Cybercriminals are keeping pace. An AARP survey of 2,012 U.S. consumers 18 and older, found that more than a third of respondents have experienced fraud when trying to buy a product through an online ad.
Online purchasing is the most common scam type reported to the Better Business Bureau (BBB), accounting for 32 percent of complaints to the BBB Scam Tracker in 2022, and the riskiest, with 3 in 4 victims reporting a monetary loss.
The typical shopping scam starts with a bogus website, mobile app or, increasingly, a social media ad; online shopping scams are the most commonly reported scam originating on social media, according to the Federal Trade Commission (FTC).
Some faux e-stores are invented from whole cloth, but many mimic trusted retailers, with familiar logos and slogans and a URL that’s easily mistaken for the real thing. They offer popular items at a fraction of the usual cost and promise perks such as free shipping and overnight delivery, exploiting the premium online shoppers put on price and speed.
Some copycats do deliver merchandise — shoddy knockoffs worth less than even the “discount” price advertised as a once-in-a-lifetime deal on, say, Tiffany watches or Timberland boots. More often, you’ll wait in vain for your purchase to arrive.
Your losses might not stop there: Scammers may seed phony sites, apps or links in pop-up ads and email coupons with malware that infects your device and harvests personal information for use in identity theft.

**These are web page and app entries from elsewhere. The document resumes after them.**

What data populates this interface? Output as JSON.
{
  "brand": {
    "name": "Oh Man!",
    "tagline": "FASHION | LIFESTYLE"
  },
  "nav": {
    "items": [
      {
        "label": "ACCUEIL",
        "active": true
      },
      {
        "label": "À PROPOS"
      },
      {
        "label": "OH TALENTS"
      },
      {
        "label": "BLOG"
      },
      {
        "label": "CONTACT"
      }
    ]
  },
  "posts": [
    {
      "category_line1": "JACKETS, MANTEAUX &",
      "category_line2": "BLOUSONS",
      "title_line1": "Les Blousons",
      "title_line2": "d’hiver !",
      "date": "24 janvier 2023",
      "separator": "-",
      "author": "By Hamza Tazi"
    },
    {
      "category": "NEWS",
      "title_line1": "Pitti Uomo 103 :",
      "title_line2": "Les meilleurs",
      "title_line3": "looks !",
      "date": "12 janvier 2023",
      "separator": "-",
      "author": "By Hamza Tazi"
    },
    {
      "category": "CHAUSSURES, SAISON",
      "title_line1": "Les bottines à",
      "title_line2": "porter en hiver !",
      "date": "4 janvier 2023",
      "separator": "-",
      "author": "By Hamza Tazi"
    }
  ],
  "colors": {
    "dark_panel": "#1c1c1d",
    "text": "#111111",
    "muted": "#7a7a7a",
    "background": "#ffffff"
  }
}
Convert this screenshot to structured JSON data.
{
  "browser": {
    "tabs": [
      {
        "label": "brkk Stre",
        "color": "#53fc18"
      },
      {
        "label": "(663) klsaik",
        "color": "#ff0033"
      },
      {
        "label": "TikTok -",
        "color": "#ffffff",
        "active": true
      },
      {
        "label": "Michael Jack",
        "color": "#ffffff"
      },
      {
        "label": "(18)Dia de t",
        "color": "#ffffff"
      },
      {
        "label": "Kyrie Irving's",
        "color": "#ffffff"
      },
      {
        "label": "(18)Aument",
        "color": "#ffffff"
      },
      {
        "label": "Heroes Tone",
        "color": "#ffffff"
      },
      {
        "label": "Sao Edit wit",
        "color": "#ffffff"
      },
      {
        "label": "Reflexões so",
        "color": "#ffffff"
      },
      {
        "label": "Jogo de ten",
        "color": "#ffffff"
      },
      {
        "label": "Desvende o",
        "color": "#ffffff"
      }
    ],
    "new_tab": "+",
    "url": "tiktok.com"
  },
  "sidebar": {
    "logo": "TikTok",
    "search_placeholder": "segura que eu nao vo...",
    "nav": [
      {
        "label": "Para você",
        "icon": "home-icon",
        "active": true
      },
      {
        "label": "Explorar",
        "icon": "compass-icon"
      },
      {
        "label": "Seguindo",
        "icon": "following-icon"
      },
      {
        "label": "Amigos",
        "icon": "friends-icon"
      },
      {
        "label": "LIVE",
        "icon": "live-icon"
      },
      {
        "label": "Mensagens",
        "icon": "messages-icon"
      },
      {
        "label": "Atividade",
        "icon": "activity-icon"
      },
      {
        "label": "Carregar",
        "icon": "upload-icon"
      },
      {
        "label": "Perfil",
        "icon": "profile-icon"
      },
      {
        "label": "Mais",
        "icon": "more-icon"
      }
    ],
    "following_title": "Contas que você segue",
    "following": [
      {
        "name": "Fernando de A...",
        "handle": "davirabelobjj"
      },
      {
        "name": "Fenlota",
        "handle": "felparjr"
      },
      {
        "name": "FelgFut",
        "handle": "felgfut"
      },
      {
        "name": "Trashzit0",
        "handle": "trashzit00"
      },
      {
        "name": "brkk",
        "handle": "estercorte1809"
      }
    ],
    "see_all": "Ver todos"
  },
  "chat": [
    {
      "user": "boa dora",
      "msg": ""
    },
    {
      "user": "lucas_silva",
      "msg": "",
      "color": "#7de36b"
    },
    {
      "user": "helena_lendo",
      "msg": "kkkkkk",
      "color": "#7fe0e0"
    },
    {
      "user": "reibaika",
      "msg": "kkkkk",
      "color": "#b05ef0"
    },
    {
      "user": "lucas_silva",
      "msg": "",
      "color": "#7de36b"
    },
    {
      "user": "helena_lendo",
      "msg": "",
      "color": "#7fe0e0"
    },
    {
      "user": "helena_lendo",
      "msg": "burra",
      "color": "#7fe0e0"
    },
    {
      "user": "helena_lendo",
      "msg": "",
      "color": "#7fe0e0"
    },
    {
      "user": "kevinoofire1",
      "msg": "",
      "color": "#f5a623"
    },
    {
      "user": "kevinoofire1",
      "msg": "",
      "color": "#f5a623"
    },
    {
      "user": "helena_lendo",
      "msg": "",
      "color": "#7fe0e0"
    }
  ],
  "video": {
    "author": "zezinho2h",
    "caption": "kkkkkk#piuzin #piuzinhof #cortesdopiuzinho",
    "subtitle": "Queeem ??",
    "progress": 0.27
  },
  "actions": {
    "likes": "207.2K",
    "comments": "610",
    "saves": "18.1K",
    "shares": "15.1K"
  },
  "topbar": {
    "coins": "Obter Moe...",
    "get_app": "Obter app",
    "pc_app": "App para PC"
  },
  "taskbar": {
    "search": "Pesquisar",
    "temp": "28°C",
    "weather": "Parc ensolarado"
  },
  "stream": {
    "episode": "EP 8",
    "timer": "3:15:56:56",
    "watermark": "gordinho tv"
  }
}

Not surprisingly, these frauds flourish during the holiday season and major shopping events such as Amazon's Prime Day. Seasonal super sales bring a plethora of deceptive ads, phishing messages and look alike shopping sites, the BBB warns.